--- INPUT DATA Enclosed Below ---
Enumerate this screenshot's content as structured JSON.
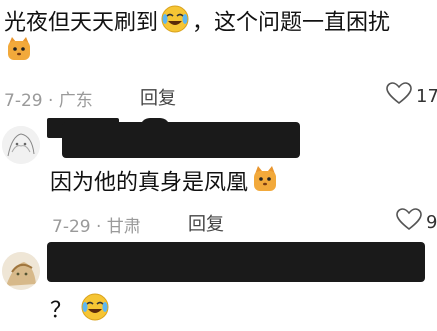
{
  "comment1": {
    "text": "光夜但天天刷到",
    "text_after": "，这个问题一直困扰",
    "meta": "7-29 · 广东",
    "reply_label": "回复",
    "likes": "17"
  },
  "reply1": {
    "text": "因为他的真身是凤凰",
    "meta": "7-29 · 甘肃",
    "reply_label": "回复",
    "likes": "9"
  },
  "reply2": {
    "text": "？"
  },
  "icons": {
    "emoji_cry_laugh": "crying-laughing-emoji",
    "emoji_cat": "cat-face-emoji",
    "heart": "heart-outline-icon"
  },
  "colors": {
    "meta": "#9a9a9a",
    "redaction": "#1a1a1a",
    "emoji_yellow": "#f6c534",
    "cat_orange": "#e9962e"
  }
}
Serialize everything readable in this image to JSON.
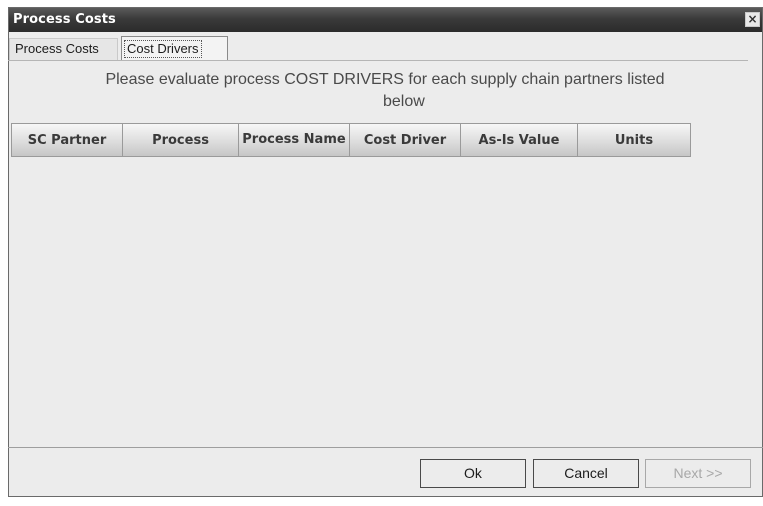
{
  "window": {
    "title": "Process Costs",
    "close_glyph": "×"
  },
  "tabs": [
    {
      "label": "Process Costs",
      "selected": false
    },
    {
      "label": "Cost Drivers",
      "selected": true
    }
  ],
  "instruction": {
    "line1": "Please evaluate process COST DRIVERS for each supply chain partners listed",
    "line2": "below"
  },
  "table": {
    "columns": [
      "SC Partner",
      "Process",
      "Process Name",
      "Cost Driver",
      "As-Is Value",
      "Units"
    ],
    "rows": []
  },
  "buttons": {
    "ok": "Ok",
    "cancel": "Cancel",
    "next": "Next >>"
  },
  "colors": {
    "titlebar": "#333333",
    "window_bg": "#ececec",
    "disabled_text": "#a8a8a8"
  }
}
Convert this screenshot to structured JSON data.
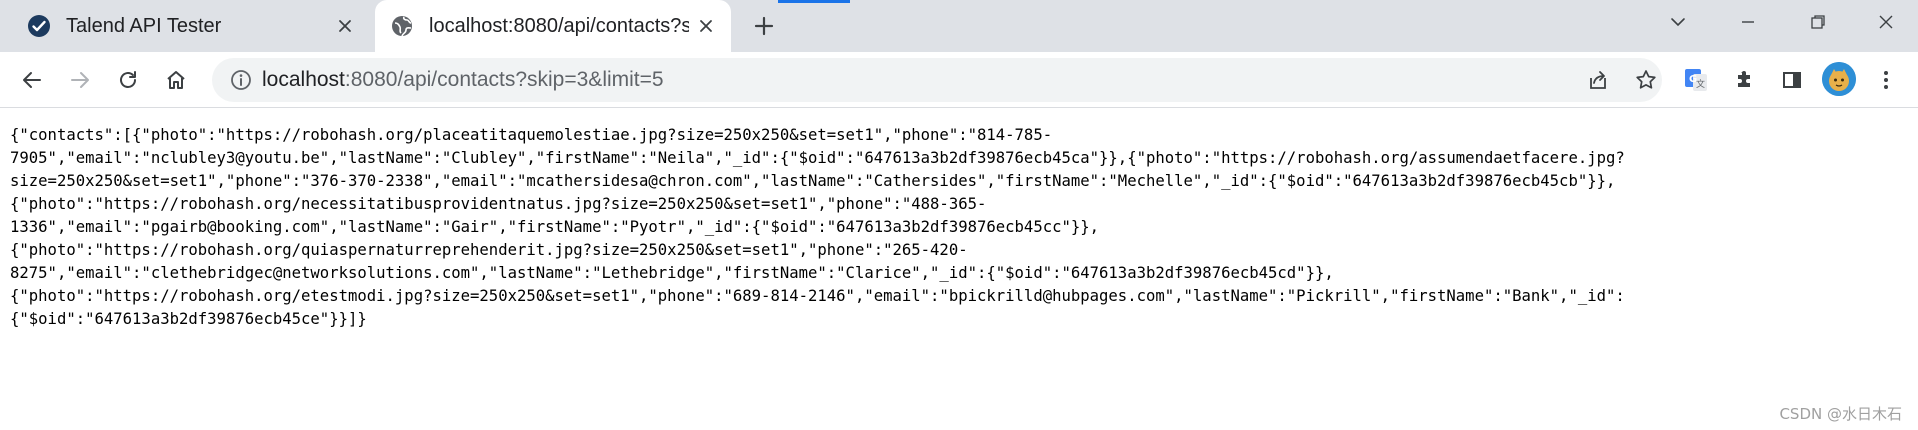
{
  "tabs": [
    {
      "title": "Talend API Tester",
      "favicon": "talend-check-icon",
      "active": false
    },
    {
      "title": "localhost:8080/api/contacts?skip=3&limit=5",
      "favicon": "globe-icon",
      "active": true
    }
  ],
  "address_bar": {
    "host": "localhost",
    "rest": ":8080/api/contacts?skip=3&limit=5"
  },
  "response_lines": [
    "{\"contacts\":[{\"photo\":\"https://robohash.org/placeatitaquemolestiae.jpg?size=250x250&set=set1\",\"phone\":\"814-785-",
    "7905\",\"email\":\"nclubley3@youtu.be\",\"lastName\":\"Clubley\",\"firstName\":\"Neila\",\"_id\":{\"$oid\":\"647613a3b2df39876ecb45ca\"}},{\"photo\":\"https://robohash.org/assumendaetfacere.jpg?",
    "size=250x250&set=set1\",\"phone\":\"376-370-2338\",\"email\":\"mcathersidesa@chron.com\",\"lastName\":\"Cathersides\",\"firstName\":\"Mechelle\",\"_id\":{\"$oid\":\"647613a3b2df39876ecb45cb\"}},",
    "{\"photo\":\"https://robohash.org/necessitatibusprovidentnatus.jpg?size=250x250&set=set1\",\"phone\":\"488-365-",
    "1336\",\"email\":\"pgairb@booking.com\",\"lastName\":\"Gair\",\"firstName\":\"Pyotr\",\"_id\":{\"$oid\":\"647613a3b2df39876ecb45cc\"}},",
    "{\"photo\":\"https://robohash.org/quiaspernaturreprehenderit.jpg?size=250x250&set=set1\",\"phone\":\"265-420-",
    "8275\",\"email\":\"clethebridgec@networksolutions.com\",\"lastName\":\"Lethebridge\",\"firstName\":\"Clarice\",\"_id\":{\"$oid\":\"647613a3b2df39876ecb45cd\"}},",
    "{\"photo\":\"https://robohash.org/etestmodi.jpg?size=250x250&set=set1\",\"phone\":\"689-814-2146\",\"email\":\"bpickrilld@hubpages.com\",\"lastName\":\"Pickrill\",\"firstName\":\"Bank\",\"_id\":",
    "{\"$oid\":\"647613a3b2df39876ecb45ce\"}}]}"
  ],
  "watermark": "CSDN @水日木石",
  "colors": {
    "tabstrip": "#dee1e6",
    "active_tab": "#ffffff",
    "omnibox": "#f1f3f4",
    "accent": "#1a73e8"
  }
}
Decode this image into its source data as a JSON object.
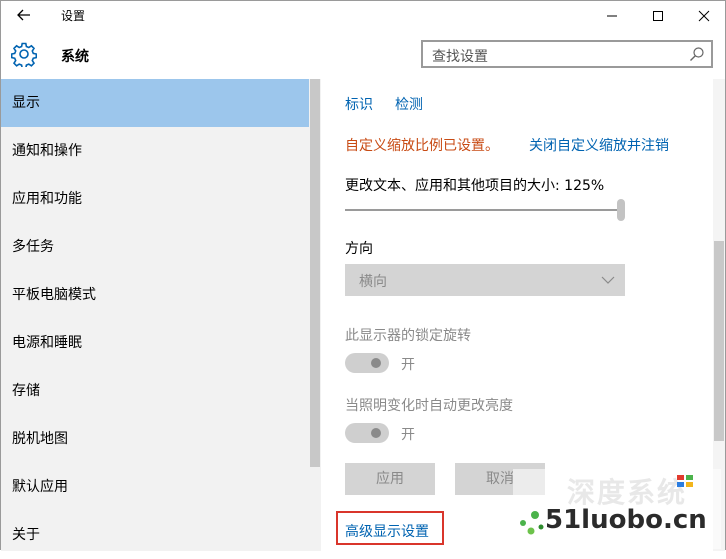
{
  "window": {
    "title": "设置"
  },
  "header": {
    "section_title": "系统",
    "search_placeholder": "查找设置"
  },
  "sidebar": {
    "items": [
      {
        "label": "显示",
        "active": true
      },
      {
        "label": "通知和操作"
      },
      {
        "label": "应用和功能"
      },
      {
        "label": "多任务"
      },
      {
        "label": "平板电脑模式"
      },
      {
        "label": "电源和睡眠"
      },
      {
        "label": "存储"
      },
      {
        "label": "脱机地图"
      },
      {
        "label": "默认应用"
      },
      {
        "label": "关于"
      }
    ]
  },
  "main": {
    "identify_link": "标识",
    "detect_link": "检测",
    "custom_scale_warning": "自定义缩放比例已设置。",
    "disable_custom_scale_link": "关闭自定义缩放并注销",
    "scale_label": "更改文本、应用和其他项目的大小: 125%",
    "scale_value_percent": 125,
    "orientation_label": "方向",
    "orientation_value": "横向",
    "rotation_lock_label": "此显示器的锁定旋转",
    "rotation_lock_state": "开",
    "auto_brightness_label": "当照明变化时自动更改亮度",
    "auto_brightness_state": "开",
    "apply_button": "应用",
    "cancel_button": "取消",
    "advanced_link": "高级显示设置"
  },
  "watermark": {
    "brand_top": "深度系统",
    "brand_url": "51luobo.cn"
  },
  "colors": {
    "accent": "#0063b1",
    "sidebar_active": "#9cc6ec",
    "sidebar_bg": "#f2f2f2",
    "warning": "#c84b14",
    "highlight_box": "#d9352b"
  }
}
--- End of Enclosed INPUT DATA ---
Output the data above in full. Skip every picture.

• RESPONSE TO THE TASK
Enumerate this screenshot's content as structured JSON.
{
  "comment1": {
    "text": "光夜但天天刷到",
    "text_after": "，这个问题一直困扰",
    "meta": "7-29 · 广东",
    "reply_label": "回复",
    "likes": "17"
  },
  "reply1": {
    "text": "因为他的真身是凤凰",
    "meta": "7-29 · 甘肃",
    "reply_label": "回复",
    "likes": "9"
  },
  "reply2": {
    "text": "？"
  },
  "icons": {
    "emoji_cry_laugh": "crying-laughing-emoji",
    "emoji_cat": "cat-face-emoji",
    "heart": "heart-outline-icon"
  },
  "colors": {
    "meta": "#9a9a9a",
    "redaction": "#1a1a1a",
    "emoji_yellow": "#f6c534",
    "cat_orange": "#e9962e"
  }
}
Serialize everything readable in this image to JSON.
{
  "window": {
    "title": "Process Costs",
    "close_glyph": "×"
  },
  "tabs": [
    {
      "label": "Process Costs",
      "selected": false
    },
    {
      "label": "Cost Drivers",
      "selected": true
    }
  ],
  "instruction": {
    "line1": "Please evaluate process COST DRIVERS for each supply chain partners listed",
    "line2": "below"
  },
  "table": {
    "columns": [
      "SC Partner",
      "Process",
      "Process Name",
      "Cost Driver",
      "As-Is Value",
      "Units"
    ],
    "rows": []
  },
  "buttons": {
    "ok": "Ok",
    "cancel": "Cancel",
    "next": "Next >>"
  },
  "colors": {
    "titlebar": "#333333",
    "window_bg": "#ececec",
    "disabled_text": "#a8a8a8"
  }
}
Convert this screenshot to structured JSON data.
{
  "tabs": [
    {
      "title": "Talend API Tester",
      "favicon": "talend-check-icon",
      "active": false
    },
    {
      "title": "localhost:8080/api/contacts?skip=3&limit=5",
      "favicon": "globe-icon",
      "active": true
    }
  ],
  "address_bar": {
    "host": "localhost",
    "rest": ":8080/api/contacts?skip=3&limit=5"
  },
  "response_lines": [
    "{\"contacts\":[{\"photo\":\"https://robohash.org/placeatitaquemolestiae.jpg?size=250x250&set=set1\",\"phone\":\"814-785-",
    "7905\",\"email\":\"nclubley3@youtu.be\",\"lastName\":\"Clubley\",\"firstName\":\"Neila\",\"_id\":{\"$oid\":\"647613a3b2df39876ecb45ca\"}},{\"photo\":\"https://robohash.org/assumendaetfacere.jpg?",
    "size=250x250&set=set1\",\"phone\":\"376-370-2338\",\"email\":\"mcathersidesa@chron.com\",\"lastName\":\"Cathersides\",\"firstName\":\"Mechelle\",\"_id\":{\"$oid\":\"647613a3b2df39876ecb45cb\"}},",
    "{\"photo\":\"https://robohash.org/necessitatibusprovidentnatus.jpg?size=250x250&set=set1\",\"phone\":\"488-365-",
    "1336\",\"email\":\"pgairb@booking.com\",\"lastName\":\"Gair\",\"firstName\":\"Pyotr\",\"_id\":{\"$oid\":\"647613a3b2df39876ecb45cc\"}},",
    "{\"photo\":\"https://robohash.org/quiaspernaturreprehenderit.jpg?size=250x250&set=set1\",\"phone\":\"265-420-",
    "8275\",\"email\":\"clethebridgec@networksolutions.com\",\"lastName\":\"Lethebridge\",\"firstName\":\"Clarice\",\"_id\":{\"$oid\":\"647613a3b2df39876ecb45cd\"}},",
    "{\"photo\":\"https://robohash.org/etestmodi.jpg?size=250x250&set=set1\",\"phone\":\"689-814-2146\",\"email\":\"bpickrilld@hubpages.com\",\"lastName\":\"Pickrill\",\"firstName\":\"Bank\",\"_id\":",
    "{\"$oid\":\"647613a3b2df39876ecb45ce\"}}]}"
  ],
  "watermark": "CSDN @水日木石",
  "colors": {
    "tabstrip": "#dee1e6",
    "active_tab": "#ffffff",
    "omnibox": "#f1f3f4",
    "accent": "#1a73e8"
  }
}
Decode this image into its source data as a JSON object.
{
  "window": {
    "title": "设置"
  },
  "header": {
    "section_title": "系统",
    "search_placeholder": "查找设置"
  },
  "sidebar": {
    "items": [
      {
        "label": "显示",
        "active": true
      },
      {
        "label": "通知和操作"
      },
      {
        "label": "应用和功能"
      },
      {
        "label": "多任务"
      },
      {
        "label": "平板电脑模式"
      },
      {
        "label": "电源和睡眠"
      },
      {
        "label": "存储"
      },
      {
        "label": "脱机地图"
      },
      {
        "label": "默认应用"
      },
      {
        "label": "关于"
      }
    ]
  },
  "main": {
    "identify_link": "标识",
    "detect_link": "检测",
    "custom_scale_warning": "自定义缩放比例已设置。",
    "disable_custom_scale_link": "关闭自定义缩放并注销",
    "scale_label": "更改文本、应用和其他项目的大小: 125%",
    "scale_value_percent": 125,
    "orientation_label": "方向",
    "orientation_value": "横向",
    "rotation_lock_label": "此显示器的锁定旋转",
    "rotation_lock_state": "开",
    "auto_brightness_label": "当照明变化时自动更改亮度",
    "auto_brightness_state": "开",
    "apply_button": "应用",
    "cancel_button": "取消",
    "advanced_link": "高级显示设置"
  },
  "watermark": {
    "brand_top": "深度系统",
    "brand_url": "51luobo.cn"
  },
  "colors": {
    "accent": "#0063b1",
    "sidebar_active": "#9cc6ec",
    "sidebar_bg": "#f2f2f2",
    "warning": "#c84b14",
    "highlight_box": "#d9352b"
  }
}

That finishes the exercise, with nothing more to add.